The view from the seat is commanding, as you'd expect from being quite a long way up. The clocks are simple but give you all the information you need, and are clear. The mirrors (the bike pictured doesn't have them fitted, the UK demonstrator does) give a good view behind and the seat has at least enough padding to justify the term. The motor starts easily from the button, and a sign of SWM's intentions and confidence is that there is no kickstart, even as an option. The gearbox is light and positive, even on this almost brand new bike. and the clutch offers lots of feel. Switchgear is solid and logically placed.
Riding the beast is a bit of a revelation. Because, um, it isn't really a beast at all. It's a fairly powerful 500cc supermoto so it will, obviously, lift the front without too much provocation. It has some nice sticky tyres and a big front brake so the rear gets distinctly light if you're that way inclined. Up to a certain speed it will live with just about anything and it makes a nice noise. But it's not offensively loud and it still works when you're not treating it like a neanderthal. There's another (free) engine map which ties in with the Arrow exhaust available and liberates an extra dollop of power as well as making things quite a lot noisier. You can shed some weight from it as well, making a harder and more raw experience. But I'm not certain that's a great idea.
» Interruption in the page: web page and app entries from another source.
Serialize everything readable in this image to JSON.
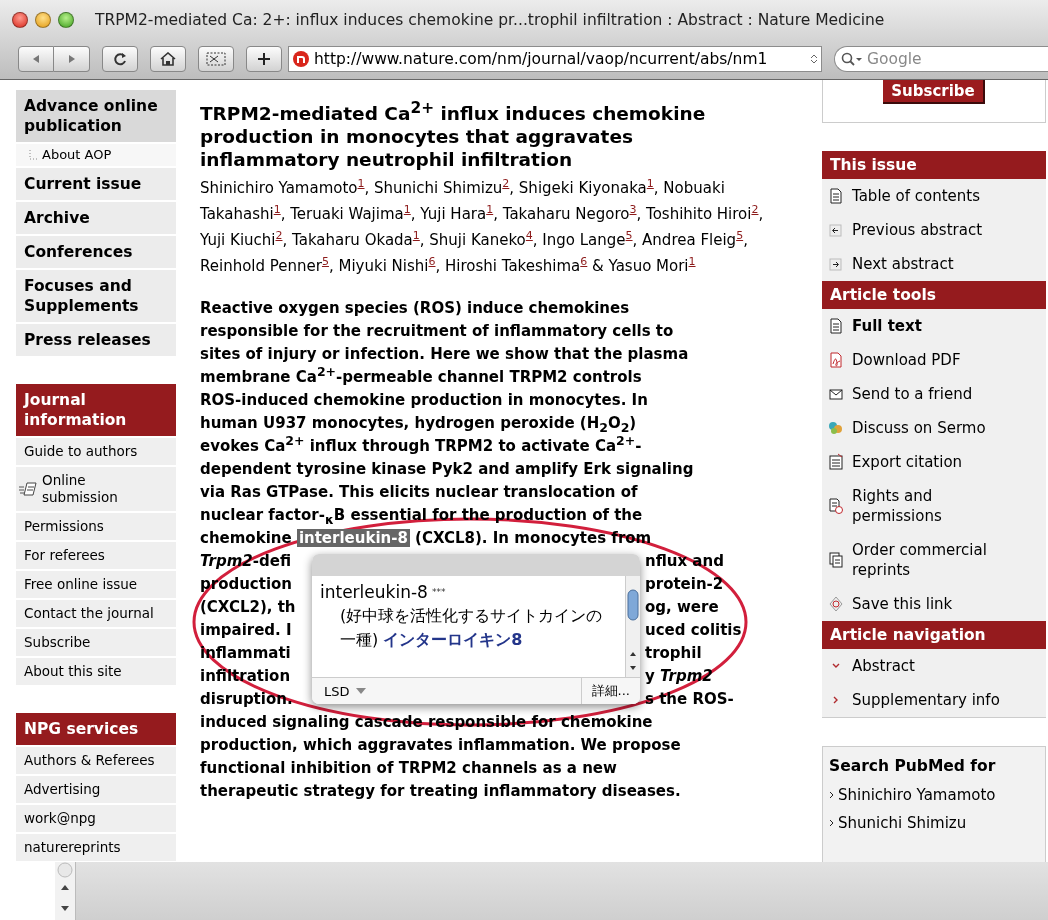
{
  "window": {
    "title": "TRPM2-mediated Ca: 2+: influx induces chemokine pr...trophil infiltration : Abstract : Nature Medicine"
  },
  "toolbar": {
    "url": "http://www.nature.com/nm/journal/vaop/ncurrent/abs/nm1",
    "search": {
      "placeholder": "Google"
    }
  },
  "left_nav": {
    "groups": [
      {
        "items": [
          {
            "label": "Advance online publication",
            "kind": "main",
            "selected": true
          },
          {
            "label": "About AOP",
            "kind": "sub",
            "selected": false
          },
          {
            "label": "Current issue",
            "kind": "main",
            "selected": false
          },
          {
            "label": "Archive",
            "kind": "main",
            "selected": false
          },
          {
            "label": "Conferences",
            "kind": "main",
            "selected": false
          },
          {
            "label": "Focuses and Supplements",
            "kind": "main",
            "selected": false
          },
          {
            "label": "Press releases",
            "kind": "main",
            "selected": false
          }
        ]
      },
      {
        "heading": "Journal information",
        "items": [
          {
            "label": "Guide to authors",
            "kind": "plain"
          },
          {
            "label": "Online submission",
            "kind": "form"
          },
          {
            "label": "Permissions",
            "kind": "plain"
          },
          {
            "label": "For referees",
            "kind": "plain"
          },
          {
            "label": "Free online issue",
            "kind": "plain"
          },
          {
            "label": "Contact the journal",
            "kind": "plain"
          },
          {
            "label": "Subscribe",
            "kind": "plain"
          },
          {
            "label": "About this site",
            "kind": "plain"
          }
        ]
      },
      {
        "heading": "NPG services",
        "items": [
          {
            "label": "Authors & Referees",
            "kind": "plain"
          },
          {
            "label": "Advertising",
            "kind": "plain"
          },
          {
            "label": "work@npg",
            "kind": "plain"
          },
          {
            "label": "naturereprints",
            "kind": "plain"
          }
        ]
      }
    ]
  },
  "article": {
    "title": "TRPM2-mediated Ca$^{2+}$ influx induces chemokine production in monocytes that aggravates inflammatory neutrophil infiltration",
    "authors": "Shinichiro Yamamoto$^{1}$, Shunichi Shimizu$^{2}$, Shigeki Kiyonaka$^{1}$, Nobuaki Takahashi$^{1}$, Teruaki Wajima$^{1}$, Yuji Hara$^{1}$, Takaharu Negoro$^{3}$, Toshihito Hiroi$^{2}$, Yuji Kiuchi$^{2}$, Takaharu Okada$^{1}$, Shuji Kaneko$^{4}$, Ingo Lange$^{5}$, Andrea Fleig$^{5}$, Reinhold Penner$^{5}$, Miyuki Nishi$^{6}$, Hiroshi Takeshima$^{6}$ & Yasuo Mori$^{1}$",
    "abstract_lines": [
      {
        "kind": "full",
        "text": "Reactive oxygen species (ROS) induce chemokines"
      },
      {
        "kind": "full",
        "text": "responsible for the recruitment of inflammatory cells to"
      },
      {
        "kind": "full",
        "text": "sites of injury or infection. Here we show that the plasma"
      },
      {
        "kind": "full",
        "text": "membrane Ca$^{2+}$-permeable channel TRPM2 controls"
      },
      {
        "kind": "full",
        "text": "ROS-induced chemokine production in monocytes. In"
      },
      {
        "kind": "full",
        "text": "human U937 monocytes, hydrogen peroxide (H$_{2}$O$_{2}$)"
      },
      {
        "kind": "full",
        "text": "evokes Ca$^{2+}$ influx through TRPM2 to activate Ca$^{2+}$-"
      },
      {
        "kind": "full",
        "text": "dependent tyrosine kinase Pyk2 and amplify Erk signaling"
      },
      {
        "kind": "full",
        "text": "via Ras GTPase. This elicits nuclear translocation of"
      },
      {
        "kind": "full",
        "text": "nuclear factor-$_{κ}$B essential for the production of the"
      },
      {
        "kind": "highlight",
        "before": "chemokine ",
        "highlight": "interleukin-8",
        "after": " (CXCL8). In monocytes from"
      },
      {
        "kind": "split",
        "left": "*Trpm2*-defi",
        "right": "nflux and"
      },
      {
        "kind": "split",
        "left": "production",
        "right": "protein-2"
      },
      {
        "kind": "split",
        "left": "(CXCL2), th",
        "right": "og, were"
      },
      {
        "kind": "split",
        "left": "impaired. I",
        "right": "uced colitis"
      },
      {
        "kind": "split",
        "left": "inflammati",
        "right": "trophil"
      },
      {
        "kind": "split",
        "left": "infiltration",
        "right": "y *Trpm2*"
      },
      {
        "kind": "split",
        "left": "disruption.",
        "right": "s the ROS-"
      },
      {
        "kind": "full",
        "text": "induced signaling cascade responsible for chemokine"
      },
      {
        "kind": "full",
        "text": "production, which aggravates inflammation. We propose"
      },
      {
        "kind": "full",
        "text": "functional inhibition of TRPM2 channels as a new"
      },
      {
        "kind": "full",
        "text": "therapeutic strategy for treating inflammatory diseases."
      }
    ],
    "popup": {
      "term": "interleukin-8",
      "rating": "***",
      "definition": "(好中球を活性化するサイトカインの一種)",
      "translation": "インターロイキン8",
      "dictionary": "LSD",
      "more_button": "詳細..."
    }
  },
  "right_sidebar": {
    "subscribe_button": "Subscribe",
    "sections": [
      {
        "heading": "This issue",
        "items": [
          {
            "label": "Table of contents",
            "kind": "doc",
            "current": false
          },
          {
            "label": "Previous abstract",
            "kind": "prev",
            "current": false
          },
          {
            "label": "Next abstract",
            "kind": "next",
            "current": false
          }
        ]
      },
      {
        "heading": "Article tools",
        "items": [
          {
            "label": "Full text",
            "kind": "doc",
            "current": true
          },
          {
            "label": "Download PDF",
            "kind": "pdf",
            "current": false
          },
          {
            "label": "Send to a friend",
            "kind": "mail",
            "current": false
          },
          {
            "label": "Discuss on Sermo",
            "kind": "discuss",
            "current": false
          },
          {
            "label": "Export citation",
            "kind": "export",
            "current": false
          },
          {
            "label": "Rights and permissions",
            "kind": "rights",
            "current": false
          },
          {
            "label": "Order commercial reprints",
            "kind": "reprints",
            "current": false
          },
          {
            "label": "Save this link",
            "kind": "save",
            "current": false
          }
        ]
      },
      {
        "heading": "Article navigation",
        "items": [
          {
            "label": "Abstract",
            "kind": "down",
            "current": false
          },
          {
            "label": "Supplementary info",
            "kind": "right",
            "current": false
          }
        ]
      }
    ],
    "pubmed": {
      "title": "Search PubMed for",
      "items": [
        "Shinichiro Yamamoto",
        "Shunichi Shimizu"
      ]
    }
  }
}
As it stands, the SM500R makes absolute sense as a fairly short distance open road fun bike. It's quite fast, it has ample performance reserves to make overtakes clean and positive and it has great brakes for the moments when you really do need to shed some speed. Handling is very good, with a surprising amount of feel through the bars, despite the long travel forks. You can lean it over forever - if anything touches down then you have fallen off. The tank will, I guess, give you about 80 miles before needing a stop, which will probably tie in with your neck and backside.
I really liked this bike, and I really didn't want to because all my preconceptions say that a supermoto should be rubbish. And actually I think my preconceptions are right. The problem being that the SWM doesn't fit the mould. It's true that it might not be very good for town work, despite the number of supermotos that used to be there. The bars are just too wide for filtering effectively, though everything else would be perfect. And the small tank range would make long distances a bit of a drag. The seat, which was fine for an hour or so at a time, would elevate a long journey from being inconvenient to being a pain in the backside. Literally. And yet it's brilliantly made. It's civilised when you want it to be and it's ridiculously easy to ride. The LED lights are effective, as are the mirrors within the limitations of any big single. And it was genuinely fun to ride.
Now we get to the real kicker. One of the things that killed supermotos off before was their stupid price tags. There are no such worries with the SWM. At under £6500 on the road, this well made, well equipped, well designed supermoto is an absolute steal.
Thanks to Inta Bikes in Maidstone for their demonstrator. They are the main SWM dealer for the South East of England and probably the best in the country for advice and information. You can reach them on 01622 688727